WORK TO COMPLETE – Report every line of the records that includes the word "JSON".

GIVEN ENTRIES –
● ● ●
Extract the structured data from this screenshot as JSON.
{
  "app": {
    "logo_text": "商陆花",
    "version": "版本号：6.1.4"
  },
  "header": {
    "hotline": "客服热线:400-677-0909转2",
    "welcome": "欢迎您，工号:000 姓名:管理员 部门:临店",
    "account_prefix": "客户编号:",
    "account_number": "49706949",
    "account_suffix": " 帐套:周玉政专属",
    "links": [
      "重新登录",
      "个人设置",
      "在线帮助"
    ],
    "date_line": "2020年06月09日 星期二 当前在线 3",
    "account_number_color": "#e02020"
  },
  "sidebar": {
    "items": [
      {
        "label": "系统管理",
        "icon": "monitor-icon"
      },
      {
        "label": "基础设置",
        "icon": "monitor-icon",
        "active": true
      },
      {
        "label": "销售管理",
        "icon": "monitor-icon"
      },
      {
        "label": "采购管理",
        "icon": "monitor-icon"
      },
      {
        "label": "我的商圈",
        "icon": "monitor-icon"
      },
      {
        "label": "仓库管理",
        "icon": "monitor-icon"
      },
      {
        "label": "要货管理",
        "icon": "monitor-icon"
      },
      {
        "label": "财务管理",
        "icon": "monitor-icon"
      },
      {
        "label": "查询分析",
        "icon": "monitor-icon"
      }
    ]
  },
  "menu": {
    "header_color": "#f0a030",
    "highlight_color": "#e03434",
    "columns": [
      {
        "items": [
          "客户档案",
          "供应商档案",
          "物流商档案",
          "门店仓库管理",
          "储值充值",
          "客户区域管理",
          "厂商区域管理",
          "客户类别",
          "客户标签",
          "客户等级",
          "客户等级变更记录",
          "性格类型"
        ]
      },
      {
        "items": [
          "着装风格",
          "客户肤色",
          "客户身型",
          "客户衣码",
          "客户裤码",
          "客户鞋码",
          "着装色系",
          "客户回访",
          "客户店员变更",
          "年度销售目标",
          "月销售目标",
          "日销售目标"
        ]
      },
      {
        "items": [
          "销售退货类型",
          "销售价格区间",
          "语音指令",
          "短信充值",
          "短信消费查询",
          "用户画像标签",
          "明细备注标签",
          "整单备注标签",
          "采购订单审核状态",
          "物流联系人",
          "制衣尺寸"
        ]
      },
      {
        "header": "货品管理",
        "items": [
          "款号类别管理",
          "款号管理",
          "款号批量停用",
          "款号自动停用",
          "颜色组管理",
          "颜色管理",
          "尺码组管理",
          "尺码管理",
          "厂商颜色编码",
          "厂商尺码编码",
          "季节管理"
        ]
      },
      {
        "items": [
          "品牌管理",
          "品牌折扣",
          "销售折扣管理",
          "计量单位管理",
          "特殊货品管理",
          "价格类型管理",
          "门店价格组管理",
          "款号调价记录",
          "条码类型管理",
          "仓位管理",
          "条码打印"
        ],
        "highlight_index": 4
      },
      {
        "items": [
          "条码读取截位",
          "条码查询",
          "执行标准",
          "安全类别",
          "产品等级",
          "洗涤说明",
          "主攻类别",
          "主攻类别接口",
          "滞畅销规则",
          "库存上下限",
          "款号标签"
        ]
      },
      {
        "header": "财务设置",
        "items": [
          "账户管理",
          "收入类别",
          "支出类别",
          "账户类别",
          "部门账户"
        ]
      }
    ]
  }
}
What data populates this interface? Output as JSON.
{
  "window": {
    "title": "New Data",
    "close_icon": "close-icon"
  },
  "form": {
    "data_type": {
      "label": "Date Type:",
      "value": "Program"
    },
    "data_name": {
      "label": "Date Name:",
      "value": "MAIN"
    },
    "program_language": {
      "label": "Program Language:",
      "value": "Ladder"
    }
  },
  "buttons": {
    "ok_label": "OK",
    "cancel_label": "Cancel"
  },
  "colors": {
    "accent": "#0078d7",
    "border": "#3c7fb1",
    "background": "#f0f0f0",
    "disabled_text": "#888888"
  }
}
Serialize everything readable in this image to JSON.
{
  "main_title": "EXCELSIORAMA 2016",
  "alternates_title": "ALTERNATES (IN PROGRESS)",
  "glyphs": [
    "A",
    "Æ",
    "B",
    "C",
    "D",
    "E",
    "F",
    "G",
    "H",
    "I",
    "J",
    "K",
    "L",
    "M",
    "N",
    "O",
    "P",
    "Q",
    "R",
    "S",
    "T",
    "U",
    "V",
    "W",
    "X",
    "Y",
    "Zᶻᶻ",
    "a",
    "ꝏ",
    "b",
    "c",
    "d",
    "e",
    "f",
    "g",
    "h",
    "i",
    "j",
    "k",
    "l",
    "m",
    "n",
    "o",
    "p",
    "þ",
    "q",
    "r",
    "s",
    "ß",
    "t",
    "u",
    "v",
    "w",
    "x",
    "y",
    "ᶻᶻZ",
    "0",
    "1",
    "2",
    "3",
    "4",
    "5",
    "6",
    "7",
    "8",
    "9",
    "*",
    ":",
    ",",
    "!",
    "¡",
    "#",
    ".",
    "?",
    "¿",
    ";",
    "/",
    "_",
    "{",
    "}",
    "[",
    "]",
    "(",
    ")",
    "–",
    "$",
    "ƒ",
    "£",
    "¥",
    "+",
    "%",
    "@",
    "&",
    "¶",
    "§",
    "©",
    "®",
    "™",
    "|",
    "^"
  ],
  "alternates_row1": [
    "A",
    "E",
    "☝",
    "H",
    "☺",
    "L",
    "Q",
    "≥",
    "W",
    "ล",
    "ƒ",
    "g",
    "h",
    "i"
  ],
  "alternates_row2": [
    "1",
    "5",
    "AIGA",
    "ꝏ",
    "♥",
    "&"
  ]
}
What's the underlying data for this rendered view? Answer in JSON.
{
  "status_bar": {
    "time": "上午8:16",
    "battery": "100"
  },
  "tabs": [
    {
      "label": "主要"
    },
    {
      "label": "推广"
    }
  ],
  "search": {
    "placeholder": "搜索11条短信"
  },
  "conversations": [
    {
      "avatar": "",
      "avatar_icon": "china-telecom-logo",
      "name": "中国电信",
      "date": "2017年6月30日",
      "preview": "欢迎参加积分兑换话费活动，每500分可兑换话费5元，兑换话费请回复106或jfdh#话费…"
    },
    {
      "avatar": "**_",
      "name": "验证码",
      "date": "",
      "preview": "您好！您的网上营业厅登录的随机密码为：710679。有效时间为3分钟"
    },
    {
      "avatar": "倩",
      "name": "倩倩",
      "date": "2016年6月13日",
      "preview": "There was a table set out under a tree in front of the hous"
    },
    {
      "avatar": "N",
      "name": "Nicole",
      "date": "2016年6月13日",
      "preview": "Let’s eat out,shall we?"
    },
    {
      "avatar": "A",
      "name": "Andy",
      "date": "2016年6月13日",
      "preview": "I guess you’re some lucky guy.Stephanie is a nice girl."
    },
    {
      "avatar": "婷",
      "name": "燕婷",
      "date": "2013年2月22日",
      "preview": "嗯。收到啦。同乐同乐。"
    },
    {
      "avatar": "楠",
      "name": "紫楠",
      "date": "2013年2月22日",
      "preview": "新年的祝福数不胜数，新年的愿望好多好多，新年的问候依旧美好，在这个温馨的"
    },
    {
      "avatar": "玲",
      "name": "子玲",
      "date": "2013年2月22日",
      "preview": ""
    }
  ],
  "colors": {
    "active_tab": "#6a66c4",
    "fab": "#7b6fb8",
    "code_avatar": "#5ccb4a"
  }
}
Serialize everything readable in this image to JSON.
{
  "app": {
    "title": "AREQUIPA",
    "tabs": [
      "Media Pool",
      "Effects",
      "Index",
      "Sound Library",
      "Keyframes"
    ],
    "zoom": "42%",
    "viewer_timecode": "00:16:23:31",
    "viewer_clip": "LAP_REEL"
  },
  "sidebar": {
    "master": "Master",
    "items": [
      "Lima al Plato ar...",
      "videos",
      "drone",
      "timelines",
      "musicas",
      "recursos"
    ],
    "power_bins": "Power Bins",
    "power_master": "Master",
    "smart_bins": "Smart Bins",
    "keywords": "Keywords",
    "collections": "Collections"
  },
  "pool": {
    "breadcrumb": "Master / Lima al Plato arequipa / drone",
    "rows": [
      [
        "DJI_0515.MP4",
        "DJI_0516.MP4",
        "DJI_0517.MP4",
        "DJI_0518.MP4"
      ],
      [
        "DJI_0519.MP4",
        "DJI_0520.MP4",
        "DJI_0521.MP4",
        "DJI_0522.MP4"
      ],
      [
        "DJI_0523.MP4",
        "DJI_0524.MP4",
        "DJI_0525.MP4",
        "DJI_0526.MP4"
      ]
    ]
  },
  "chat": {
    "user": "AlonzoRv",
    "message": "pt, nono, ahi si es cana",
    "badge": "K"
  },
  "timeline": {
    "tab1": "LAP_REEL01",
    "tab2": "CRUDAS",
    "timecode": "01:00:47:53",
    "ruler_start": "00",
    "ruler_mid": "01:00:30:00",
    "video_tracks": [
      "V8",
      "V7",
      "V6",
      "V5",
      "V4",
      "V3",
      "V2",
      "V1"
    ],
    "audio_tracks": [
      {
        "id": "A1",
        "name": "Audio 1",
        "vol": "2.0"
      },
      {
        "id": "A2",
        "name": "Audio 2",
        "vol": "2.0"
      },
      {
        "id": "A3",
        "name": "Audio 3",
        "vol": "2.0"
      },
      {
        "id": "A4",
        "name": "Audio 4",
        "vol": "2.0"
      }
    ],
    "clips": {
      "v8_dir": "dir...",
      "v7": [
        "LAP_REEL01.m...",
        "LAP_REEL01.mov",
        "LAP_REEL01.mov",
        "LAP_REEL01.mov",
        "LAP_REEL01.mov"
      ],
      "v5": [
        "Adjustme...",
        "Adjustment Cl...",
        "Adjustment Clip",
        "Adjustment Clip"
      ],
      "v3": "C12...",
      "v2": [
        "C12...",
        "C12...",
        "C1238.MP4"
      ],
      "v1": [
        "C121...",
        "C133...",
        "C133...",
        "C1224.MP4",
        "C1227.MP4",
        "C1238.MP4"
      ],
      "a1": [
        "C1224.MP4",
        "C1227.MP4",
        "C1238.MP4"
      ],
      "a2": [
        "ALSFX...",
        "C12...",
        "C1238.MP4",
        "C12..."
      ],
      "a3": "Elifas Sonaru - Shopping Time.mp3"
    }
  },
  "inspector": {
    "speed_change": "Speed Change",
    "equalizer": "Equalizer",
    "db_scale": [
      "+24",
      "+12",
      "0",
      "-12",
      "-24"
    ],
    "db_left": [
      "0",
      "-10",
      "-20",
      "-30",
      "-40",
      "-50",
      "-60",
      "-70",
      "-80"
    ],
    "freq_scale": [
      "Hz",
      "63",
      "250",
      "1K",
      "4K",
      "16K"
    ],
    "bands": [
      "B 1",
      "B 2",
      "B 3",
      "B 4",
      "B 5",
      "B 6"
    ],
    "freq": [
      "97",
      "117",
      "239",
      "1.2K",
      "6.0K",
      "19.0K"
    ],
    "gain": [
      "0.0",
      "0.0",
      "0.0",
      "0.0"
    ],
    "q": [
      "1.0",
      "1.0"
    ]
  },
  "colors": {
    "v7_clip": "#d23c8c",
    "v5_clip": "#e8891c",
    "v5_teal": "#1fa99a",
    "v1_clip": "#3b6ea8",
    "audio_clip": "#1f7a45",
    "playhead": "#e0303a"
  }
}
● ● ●
RESULT FOR THIS TASK –
Extract the structured data from this screenshot as JSON.
What data populates this interface? Output as JSON.
Serialize everything readable in this image to JSON.
What's the underlying data for this rendered view? Answer in JSON.
Serialize everything readable in this image to JSON.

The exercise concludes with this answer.